Possible side effects include double lives.
- The drugs in the real world are okay. But fictional drugs—those are some drugs. A tour of drugs in fiction suggests, among other things, that we’ve been disappointingly unimaginative in choosing names for actual drugs: Where can we find the likes of “moloko plus” or “The Diabolical Drug” in day-to-day life? And where, in fiction, can we find a drug that isn’t a metaphor for our dumb ambition? “We all want to be stronger, sexier, more formidable; taking a synthetic shortcut, in drug fiction, is rarely a good idea … That’s the commonality throughout all of our mind-warping fictions: they’re mostly depictions of our hubris. They skewer our persistent belief that there is some pill, some plant, some substance that could cure everything for us, fix things.”
- Meanwhile, the explosion of narrative food writing seems to have helped everyone but the service staff: there are no signs of labor to be found. “Contemporary cookbooks devote as much energy to their narrative or expository content as they do to providing recipes; they tell stories, that is, rather than merely instruct. Despite this impressive reach, however, you have to read hard, and most often in vain, to catch glimpses of waiters, dishwashers, or line cooks … If one were to do the impossible, and take food criticism seriously, we would have to imagine a restaurant as a kind of lively phantasmagoria, where food and beverage enter the purview of the critic as if of their own volition. It is the staging ground for the most classic forms of commodity fetishism.”
- Today in TV nostalgia: from 1947 to 1957, a live TV show called Kukla, Fran and Ollie attracted some four million viewers each night, in prime time. Its secret: puppets. “It revolved around the antics of the Kuklapolitan Players, a theater company made up of one human—radio actress and vocalist Fran Allison—and a dozen puppets, all of which were animated by the show’s creator, Burr Tillstrom. The puppets talked and danced and sang on a small stage while Allison stood in front of it and talked and danced and sang with them … Kukla, Fran and Ollie created a new, gentle intimacy with its audience, one shaped by routine but not bound by formula, in which it was always possible to be delighted or moved. Perhaps it’s less that it’s strange for adults to feel strongly about children’s television and more that we’ve coded such qualities as childlike.”
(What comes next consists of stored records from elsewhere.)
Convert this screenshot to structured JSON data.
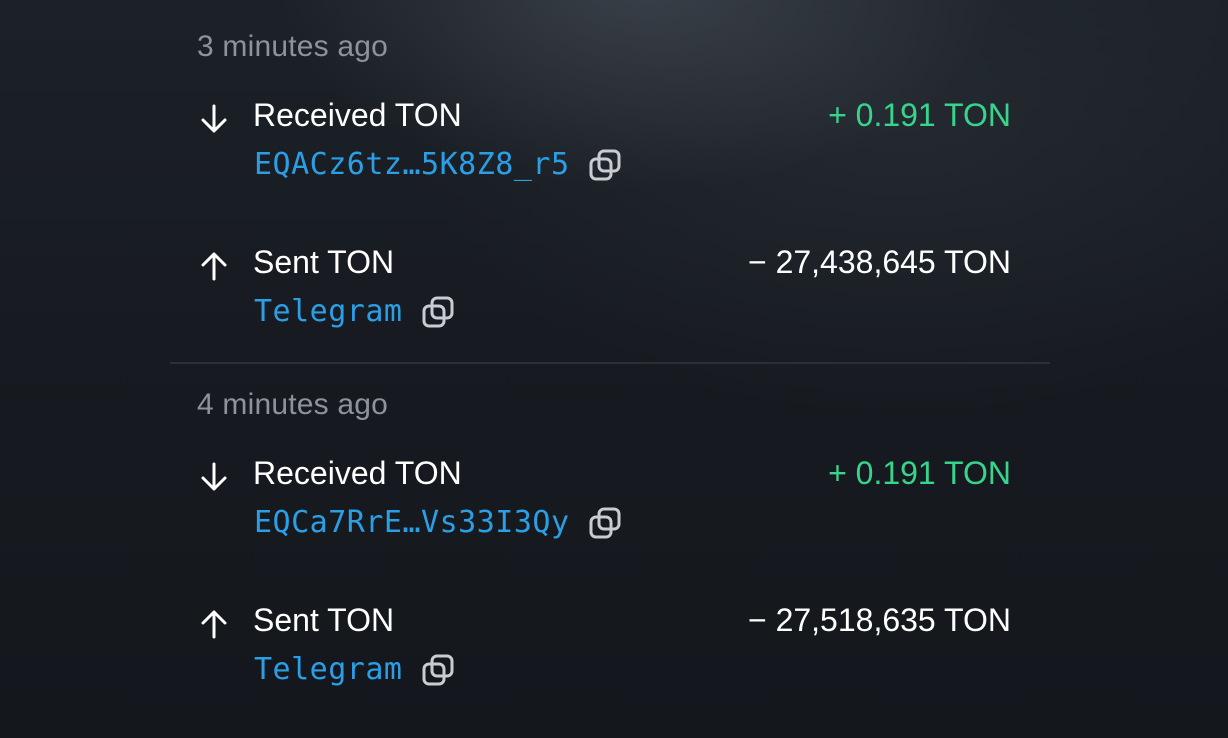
{
  "groups": [
    {
      "time": "3 minutes ago",
      "transactions": [
        {
          "direction": "in",
          "icon": "arrow-down-icon",
          "title": "Received TON",
          "sign": "+",
          "amount": "0.191 TON",
          "counterparty": "EQACz6tz…5K8Z8_r5"
        },
        {
          "direction": "out",
          "icon": "arrow-up-icon",
          "title": "Sent TON",
          "sign": "−",
          "amount": "27,438,645 TON",
          "counterparty": "Telegram"
        }
      ]
    },
    {
      "time": "4 minutes ago",
      "transactions": [
        {
          "direction": "in",
          "icon": "arrow-down-icon",
          "title": "Received TON",
          "sign": "+",
          "amount": "0.191 TON",
          "counterparty": "EQCa7RrE…Vs33I3Qy"
        },
        {
          "direction": "out",
          "icon": "arrow-up-icon",
          "title": "Sent TON",
          "sign": "−",
          "amount": "27,518,635 TON",
          "counterparty": "Telegram"
        }
      ]
    }
  ],
  "colors": {
    "incoming_amount": "#37d48b",
    "address_link": "#2b9fe6",
    "timestamp": "#8d939b",
    "background": "#171b21"
  }
}
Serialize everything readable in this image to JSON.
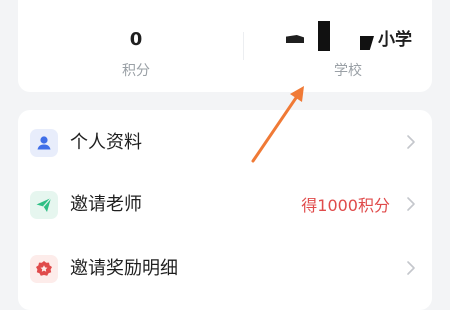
{
  "stats": {
    "points": {
      "value": "0",
      "label": "积分"
    },
    "school": {
      "value_suffix": "小学",
      "label": "学校"
    }
  },
  "menu": {
    "items": [
      {
        "label": "个人资料",
        "icon": "person-icon"
      },
      {
        "label": "邀请老师",
        "icon": "paper-plane-icon",
        "extra": "得1000积分"
      },
      {
        "label": "邀请奖励明细",
        "icon": "award-badge-icon"
      }
    ]
  },
  "colors": {
    "accent_blue": "#3f6ee8",
    "accent_green": "#2fbf85",
    "accent_red": "#e04b4b",
    "annotation_arrow": "#f07a36"
  }
}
- Mary-Kay Wilmers on Marianne Moore: “In place of a diary she kept a notebook … She didn’t use it to write about her feelings or about herself. She was interested in the fate of her poems, not in the mood she was in. Her mother had warned against introspection; consciously or unconsciously, she’d taken the lesson to heart. Or perhaps she didn’t need a lesson. Ideas, attitudes to this and that were more rewarding, and more fun to think about and make fun of, even her own. But words principally gave her pleasure. Sentences, metaphors, tropes, her own—she worked constantly at them—and other people’s, including her mother’s, were noted down and reappear in the poems, which borrow many of Mary’s mannerisms as well as those of the home language more generally: not its sentimentality but its histrionic tone and nursery décor and its tendency to metonymise and otherwise play the figures of speech. Like Wallace Stevens, whom she much admired, she made jokes, and even more than in Stevens’s case, the jokes were sly, hardly perceptible, there for her own pleasure. Yet for all the ironies, visible and invisible, some of the poems even have a moral.”
- The artist Ana Mendieta, a Cuban émigré who died thirty years ago, is at last getting her due: “The young and promising Cuban-American artist fell to her death in September 1985 from the 34th-floor window of her Greenwich Village apartment; her newlywed husband, legendary sculptor Carl Andre, was indicted, tried, and eventually acquitted of her murder … [Mendieta] used her own body as a major component of her artwork. Her films and photos often used her sometimes naked form as subject and many had deep, earthy, bold colors and natural but stark shapes and elements. She used sticks and blood and dirt and plants—her work has the feeling of a pagan ritual. It is somehow both haunting and life-affirming.”